of any kind and thus does not give any credence to this concept.  He thus holds
that one can say God's name upon awakening before one washes his/her hands.


From: Shmuel Himelstein <himels@...>
Date: Mon, Aug 20,2012 at 05:01 AM
Subject: Zu darka shel Torah? - Is this the way of the Torah?

In the hagiographic praises heaped on one of the recently departed Gedolim,
we are told that he was so devoted to his Torah learning that he basically
reserved all his time and mind to Torah learning, to the extent that he did
not know the names of some of his children.

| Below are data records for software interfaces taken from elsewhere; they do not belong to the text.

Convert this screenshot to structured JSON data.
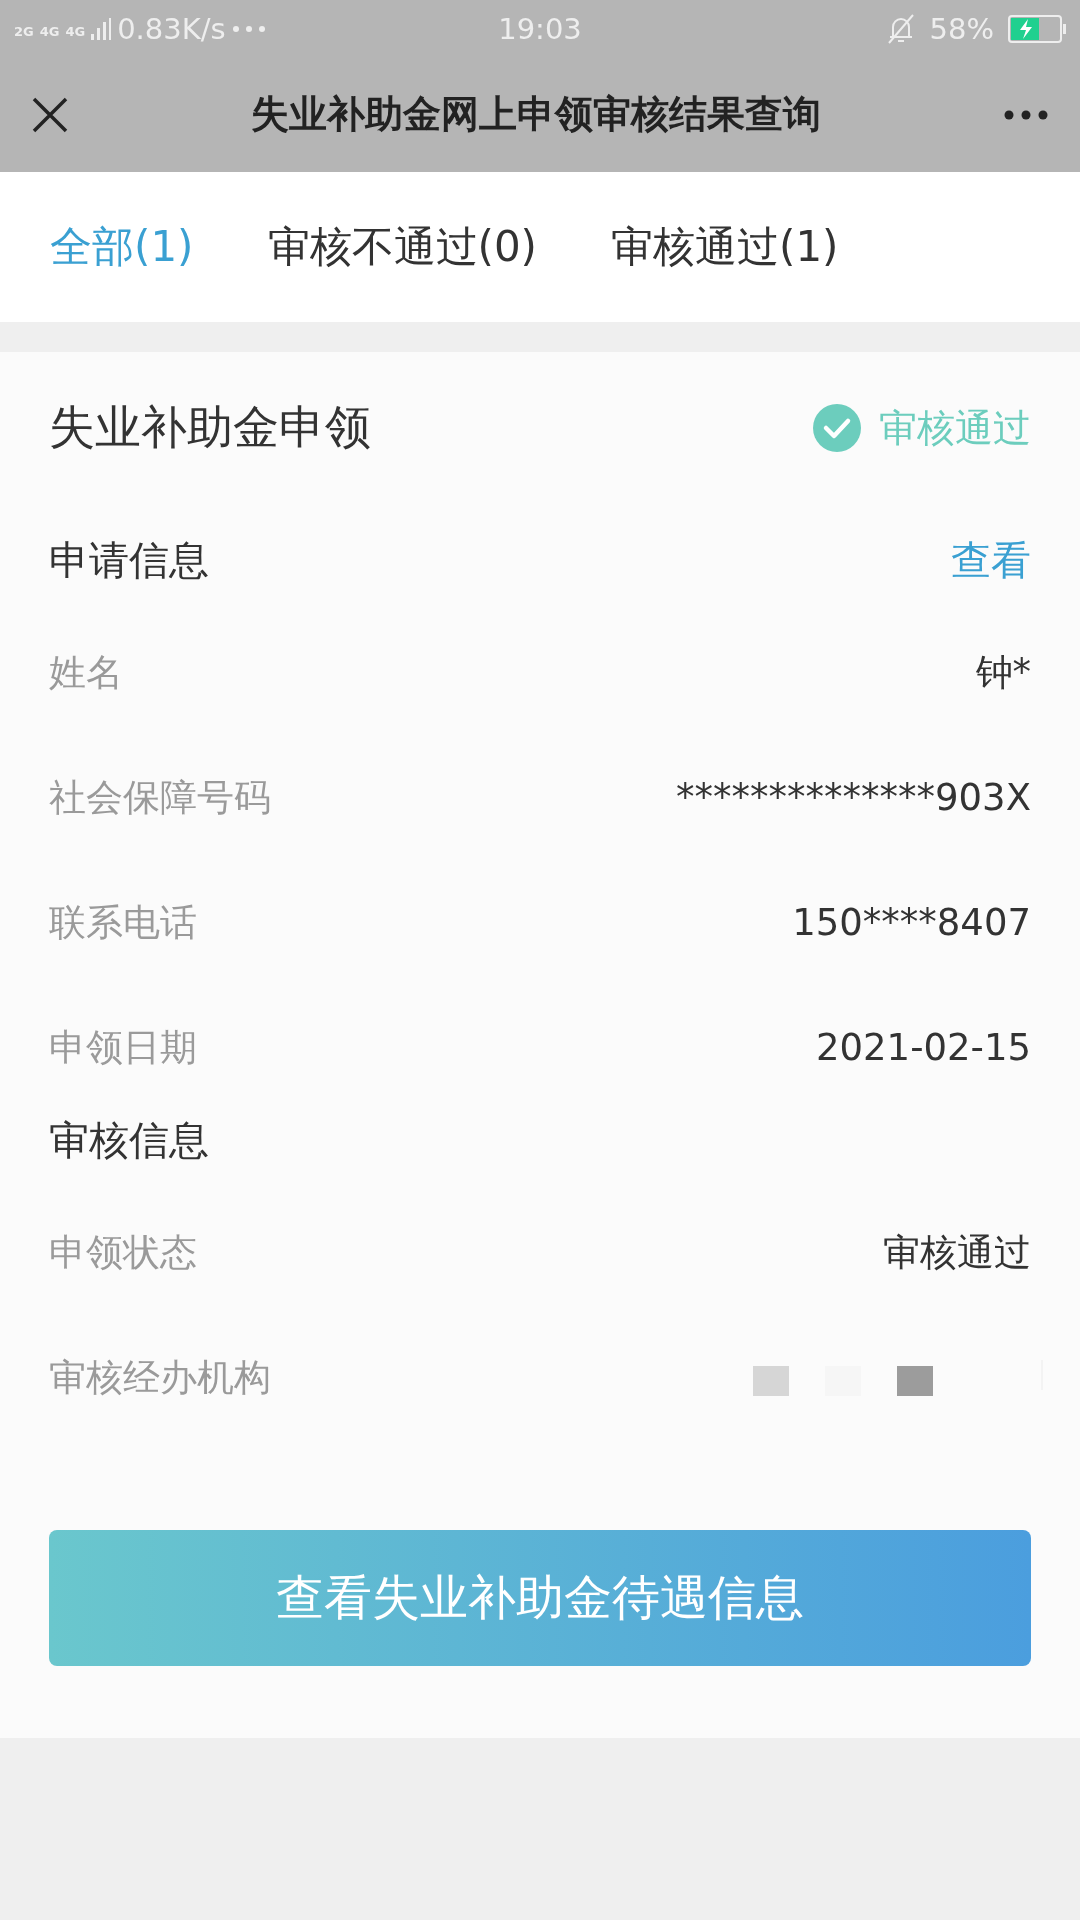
{
  "status_bar": {
    "signal_labels": [
      "2G",
      "4G",
      "4G"
    ],
    "speed": "0.83K/s",
    "time": "19:03",
    "battery": "58%",
    "charging": true
  },
  "header": {
    "title": "失业补助金网上申领审核结果查询"
  },
  "tabs": [
    {
      "label": "全部(1)",
      "selected": true
    },
    {
      "label": "审核不通过(0)",
      "selected": false
    },
    {
      "label": "审核通过(1)",
      "selected": false
    }
  ],
  "card": {
    "title": "失业补助金申领",
    "status": {
      "label": "审核通过",
      "kind": "approved"
    },
    "sections": [
      {
        "title": "申请信息",
        "action": "查看",
        "rows": [
          {
            "label": "姓名",
            "value": "钟*",
            "kind": "text"
          },
          {
            "label": "社会保障号码",
            "value": "**************903X",
            "kind": "text"
          },
          {
            "label": "联系电话",
            "value": "150****8407",
            "kind": "text"
          },
          {
            "label": "申领日期",
            "value": "2021-02-15",
            "kind": "text"
          }
        ]
      },
      {
        "title": "审核信息",
        "rows": [
          {
            "label": "申领状态",
            "value": "审核通过",
            "kind": "text"
          },
          {
            "label": "审核经办机构",
            "kind": "redacted"
          }
        ]
      }
    ],
    "button": "查看失业补助金待遇信息"
  }
}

We are also told that he had no contact with his children during the week,
except that on Shabbat he would take a walk with a different one of them
each week - during which they did not converse. His children felt it was a
great enough privilege just to walk with him.

In a similar vein, in my books of stories about Gedolim, I went through
literally hundreds of such stories. One particular story stood out in my
mind - but I simply refused to print it. It is claimed that the sister of
the Gaon of Vilna came to visit him. He was, of course, studying Torah.
When he was told that his sister had come to visit him, he is alleged to
have stated that he was too busy studying Torah, and that she should visit
him in the World to Come, when he would have time. Even if this story is
merely apocryphal, it really rubs the wrong way. This story is obviously
meant as the highest praise of the Gaon.

My first question is a simple one: is this really what the Torah expects of
us? And my second question - related to the first Gadol above - is how he
could rule on Jewish law when he was totally out of touch with the world
around him.



End of Volume 61 Issue 17